The development of post-war photography is often attributed to male figures, despite the immense domains of women such as Diane Arbus or Lee Miller. However, the history of this medium is gradually rewritten in favor of gender equality and outstanding oeuvres are being rediscovered, like that of Shirley Baker.
Baker was a British photographer who had a particular interest in street portraits of the working class. Throughout the decades she masterfully observed the social landscape of a society that was and still is divided by class.
Until recent years, her work was not widely recognized, and to contribute to a better understanding of it, James Hyman Gallery, a venue specialized in British modern art, decided to present the selection of rarely seen works of Shirley Baker with an online exhibition.
Nowadays, Shirley Baker is recognized as one of the acclaimed British photographers of the post war period, especially because at the time she began her career there were barely any women active within the field.

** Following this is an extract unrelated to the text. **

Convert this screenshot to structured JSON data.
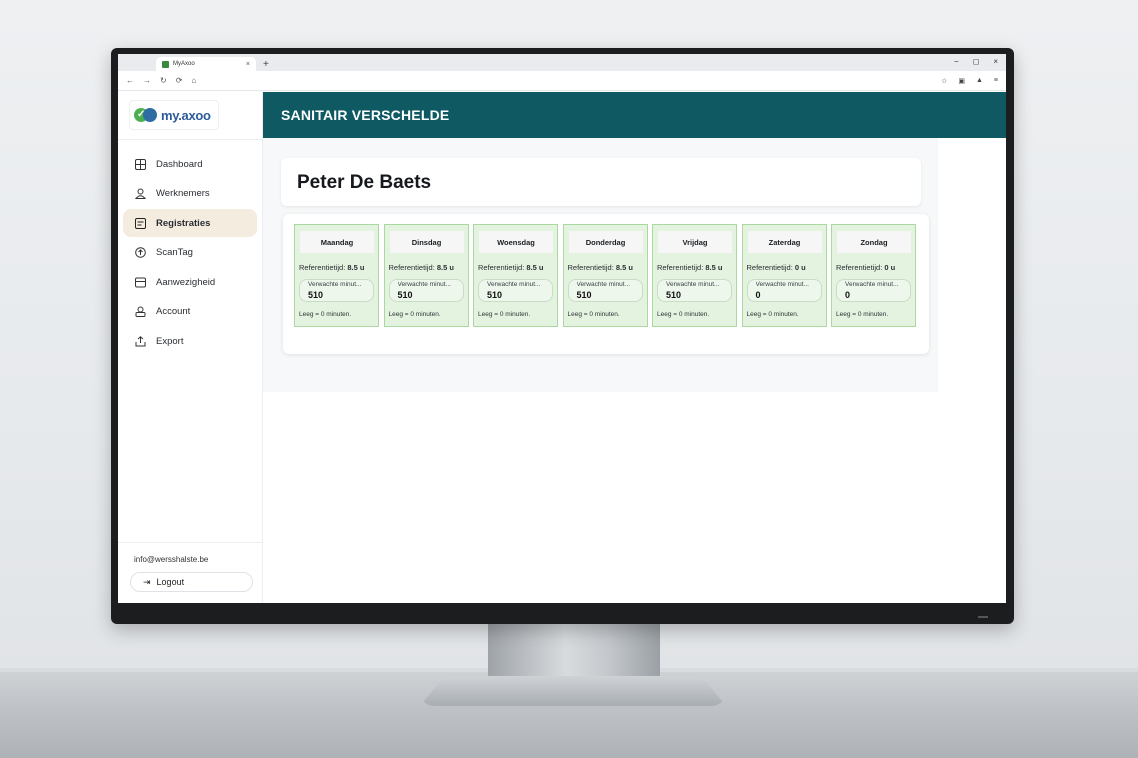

Under the influence of Bill Brandt's pioneering study of The English at Home (1938) and socially charged photo stories by other photographers published at the Picture Post magazine, she created a recognizable style of street photography in Manchester and Salford that differed from her London peers active at the time.
Baker's documentary work was infused with profound understanding for everyday issues of the working class during the 1960s and the late 1970s when the British society was passing through radical changes.
The black and white images are characterized by the contrast between the grim backgrounds and the portrayed subject, especially children and women.
The upcoming exhibition will focus on the depiction of older people Baker captured around in the north of England. Nan Levy, Shirley Baker’s daughter, who co-curated the show with James Hyman, stated the following:
We are now starting to see the easing of the lockdown and with that we can begin to step outside, enjoy the sunshine and play sport. Sadly our elderly folk are still advised to stay safe at home; unable to see their loved ones or enjoy simple pleasures such as going to the park. I have gathered together a collection of Shirley’s photographs taken from the mid 60s to the mid 80s; these show older people enjoying their daily lives in the community in a way that is not possible at the moment.
Although it will focus on a particular aspect of Shirley Baker’s impressive body of work, this on line presentation will undoubtedly underline her domains which seem more than relevant in early post COVID 19 moment especially saturated with issues concerning class and labor.
Shirley Baker. A Different Age will be accessible from 22 June to 24 July 2020 via James Hyman Gallery website.
Featured image: Shirley Baker - Untiled (women with cows), 1983. C- Type colour print, 16.7 x 23.5 cm. All images courtesy James Hyman Gallery.